▸ **Component data from apps and pages**:
______
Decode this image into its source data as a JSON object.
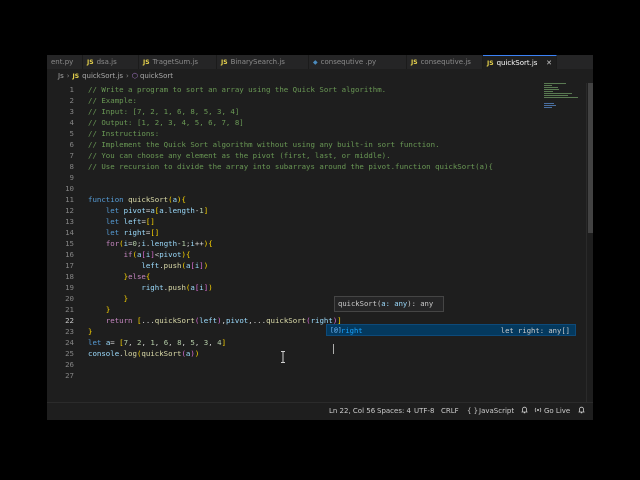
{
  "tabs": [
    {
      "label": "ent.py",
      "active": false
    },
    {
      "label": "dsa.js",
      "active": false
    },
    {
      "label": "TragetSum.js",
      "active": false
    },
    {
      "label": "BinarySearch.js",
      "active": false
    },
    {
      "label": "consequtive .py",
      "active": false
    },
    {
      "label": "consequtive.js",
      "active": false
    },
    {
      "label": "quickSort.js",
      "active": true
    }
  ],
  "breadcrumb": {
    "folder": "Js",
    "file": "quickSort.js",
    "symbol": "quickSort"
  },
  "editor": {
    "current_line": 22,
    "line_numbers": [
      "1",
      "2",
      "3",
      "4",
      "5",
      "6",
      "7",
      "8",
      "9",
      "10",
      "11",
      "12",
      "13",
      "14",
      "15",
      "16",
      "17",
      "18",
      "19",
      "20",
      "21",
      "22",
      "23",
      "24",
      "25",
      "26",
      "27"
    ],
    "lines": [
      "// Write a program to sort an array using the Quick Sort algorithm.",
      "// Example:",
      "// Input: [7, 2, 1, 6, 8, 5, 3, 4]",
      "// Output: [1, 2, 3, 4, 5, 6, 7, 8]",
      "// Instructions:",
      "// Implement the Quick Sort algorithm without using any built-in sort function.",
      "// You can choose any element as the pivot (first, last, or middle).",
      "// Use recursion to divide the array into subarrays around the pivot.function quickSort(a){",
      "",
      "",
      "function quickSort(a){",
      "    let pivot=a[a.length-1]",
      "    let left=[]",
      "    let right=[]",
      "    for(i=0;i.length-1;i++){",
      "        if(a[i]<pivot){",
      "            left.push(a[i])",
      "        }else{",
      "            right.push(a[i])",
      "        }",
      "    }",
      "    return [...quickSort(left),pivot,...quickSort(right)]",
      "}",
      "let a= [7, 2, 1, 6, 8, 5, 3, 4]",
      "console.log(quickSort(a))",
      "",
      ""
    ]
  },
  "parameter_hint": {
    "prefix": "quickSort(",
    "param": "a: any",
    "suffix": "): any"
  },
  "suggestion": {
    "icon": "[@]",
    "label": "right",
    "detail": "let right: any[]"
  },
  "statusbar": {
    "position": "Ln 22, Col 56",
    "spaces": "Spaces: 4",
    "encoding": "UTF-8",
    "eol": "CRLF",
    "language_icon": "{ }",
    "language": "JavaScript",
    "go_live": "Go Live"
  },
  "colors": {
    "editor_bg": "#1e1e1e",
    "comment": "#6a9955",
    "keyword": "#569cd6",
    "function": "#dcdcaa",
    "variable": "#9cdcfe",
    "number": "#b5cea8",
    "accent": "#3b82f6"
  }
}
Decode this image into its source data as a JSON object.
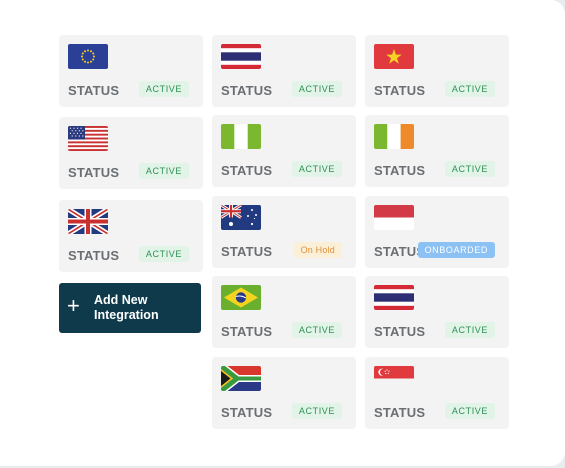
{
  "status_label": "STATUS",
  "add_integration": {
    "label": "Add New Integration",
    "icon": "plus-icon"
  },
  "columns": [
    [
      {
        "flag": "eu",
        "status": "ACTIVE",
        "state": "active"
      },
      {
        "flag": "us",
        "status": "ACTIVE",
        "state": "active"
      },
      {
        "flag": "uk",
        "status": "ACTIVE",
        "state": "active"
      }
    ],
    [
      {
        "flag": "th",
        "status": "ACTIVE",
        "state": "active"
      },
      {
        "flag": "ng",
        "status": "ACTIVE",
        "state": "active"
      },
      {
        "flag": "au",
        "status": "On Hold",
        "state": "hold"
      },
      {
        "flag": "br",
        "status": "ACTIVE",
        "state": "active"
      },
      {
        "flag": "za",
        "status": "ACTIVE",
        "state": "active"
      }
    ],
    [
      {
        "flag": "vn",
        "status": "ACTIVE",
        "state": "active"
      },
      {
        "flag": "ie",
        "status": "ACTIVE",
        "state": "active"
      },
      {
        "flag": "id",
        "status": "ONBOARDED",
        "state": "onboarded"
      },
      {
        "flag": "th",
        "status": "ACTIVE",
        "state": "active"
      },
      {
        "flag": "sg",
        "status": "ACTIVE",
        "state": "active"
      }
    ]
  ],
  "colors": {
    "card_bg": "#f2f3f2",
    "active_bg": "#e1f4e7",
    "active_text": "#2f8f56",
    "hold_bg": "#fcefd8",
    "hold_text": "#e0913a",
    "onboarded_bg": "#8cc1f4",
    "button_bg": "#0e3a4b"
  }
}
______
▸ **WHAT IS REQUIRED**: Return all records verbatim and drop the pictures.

▸ **YOUR RESPONSE**:
Decode this image into its source data as a JSON object.
{
  "tabs": [
    {
      "label": "ent.py",
      "active": false
    },
    {
      "label": "dsa.js",
      "active": false
    },
    {
      "label": "TragetSum.js",
      "active": false
    },
    {
      "label": "BinarySearch.js",
      "active": false
    },
    {
      "label": "consequtive .py",
      "active": false
    },
    {
      "label": "consequtive.js",
      "active": false
    },
    {
      "label": "quickSort.js",
      "active": true
    }
  ],
  "breadcrumb": {
    "folder": "Js",
    "file": "quickSort.js",
    "symbol": "quickSort"
  },
  "editor": {
    "current_line": 22,
    "line_numbers": [
      "1",
      "2",
      "3",
      "4",
      "5",
      "6",
      "7",
      "8",
      "9",
      "10",
      "11",
      "12",
      "13",
      "14",
      "15",
      "16",
      "17",
      "18",
      "19",
      "20",
      "21",
      "22",
      "23",
      "24",
      "25",
      "26",
      "27"
    ],
    "lines": [
      "// Write a program to sort an array using the Quick Sort algorithm.",
      "// Example:",
      "// Input: [7, 2, 1, 6, 8, 5, 3, 4]",
      "// Output: [1, 2, 3, 4, 5, 6, 7, 8]",
      "// Instructions:",
      "// Implement the Quick Sort algorithm without using any built-in sort function.",
      "// You can choose any element as the pivot (first, last, or middle).",
      "// Use recursion to divide the array into subarrays around the pivot.function quickSort(a){",
      "",
      "",
      "function quickSort(a){",
      "    let pivot=a[a.length-1]",
      "    let left=[]",
      "    let right=[]",
      "    for(i=0;i.length-1;i++){",
      "        if(a[i]<pivot){",
      "            left.push(a[i])",
      "        }else{",
      "            right.push(a[i])",
      "        }",
      "    }",
      "    return [...quickSort(left),pivot,...quickSort(right)]",
      "}",
      "let a= [7, 2, 1, 6, 8, 5, 3, 4]",
      "console.log(quickSort(a))",
      "",
      ""
    ]
  },
  "parameter_hint": {
    "prefix": "quickSort(",
    "param": "a: any",
    "suffix": "): any"
  },
  "suggestion": {
    "icon": "[@]",
    "label": "right",
    "detail": "let right: any[]"
  },
  "statusbar": {
    "position": "Ln 22, Col 56",
    "spaces": "Spaces: 4",
    "encoding": "UTF-8",
    "eol": "CRLF",
    "language_icon": "{ }",
    "language": "JavaScript",
    "go_live": "Go Live"
  },
  "colors": {
    "editor_bg": "#1e1e1e",
    "comment": "#6a9955",
    "keyword": "#569cd6",
    "function": "#dcdcaa",
    "variable": "#9cdcfe",
    "number": "#b5cea8",
    "accent": "#3b82f6"
  }
}
Decode this image into its source data as a JSON object.
{
  "status_label": "STATUS",
  "add_integration": {
    "label": "Add New Integration",
    "icon": "plus-icon"
  },
  "columns": [
    [
      {
        "flag": "eu",
        "status": "ACTIVE",
        "state": "active"
      },
      {
        "flag": "us",
        "status": "ACTIVE",
        "state": "active"
      },
      {
        "flag": "uk",
        "status": "ACTIVE",
        "state": "active"
      }
    ],
    [
      {
        "flag": "th",
        "status": "ACTIVE",
        "state": "active"
      },
      {
        "flag": "ng",
        "status": "ACTIVE",
        "state": "active"
      },
      {
        "flag": "au",
        "status": "On Hold",
        "state": "hold"
      },
      {
        "flag": "br",
        "status": "ACTIVE",
        "state": "active"
      },
      {
        "flag": "za",
        "status": "ACTIVE",
        "state": "active"
      }
    ],
    [
      {
        "flag": "vn",
        "status": "ACTIVE",
        "state": "active"
      },
      {
        "flag": "ie",
        "status": "ACTIVE",
        "state": "active"
      },
      {
        "flag": "id",
        "status": "ONBOARDED",
        "state": "onboarded"
      },
      {
        "flag": "th",
        "status": "ACTIVE",
        "state": "active"
      },
      {
        "flag": "sg",
        "status": "ACTIVE",
        "state": "active"
      }
    ]
  ],
  "colors": {
    "card_bg": "#f2f3f2",
    "active_bg": "#e1f4e7",
    "active_text": "#2f8f56",
    "hold_bg": "#fcefd8",
    "hold_text": "#e0913a",
    "onboarded_bg": "#8cc1f4",
    "button_bg": "#0e3a4b"
  }
}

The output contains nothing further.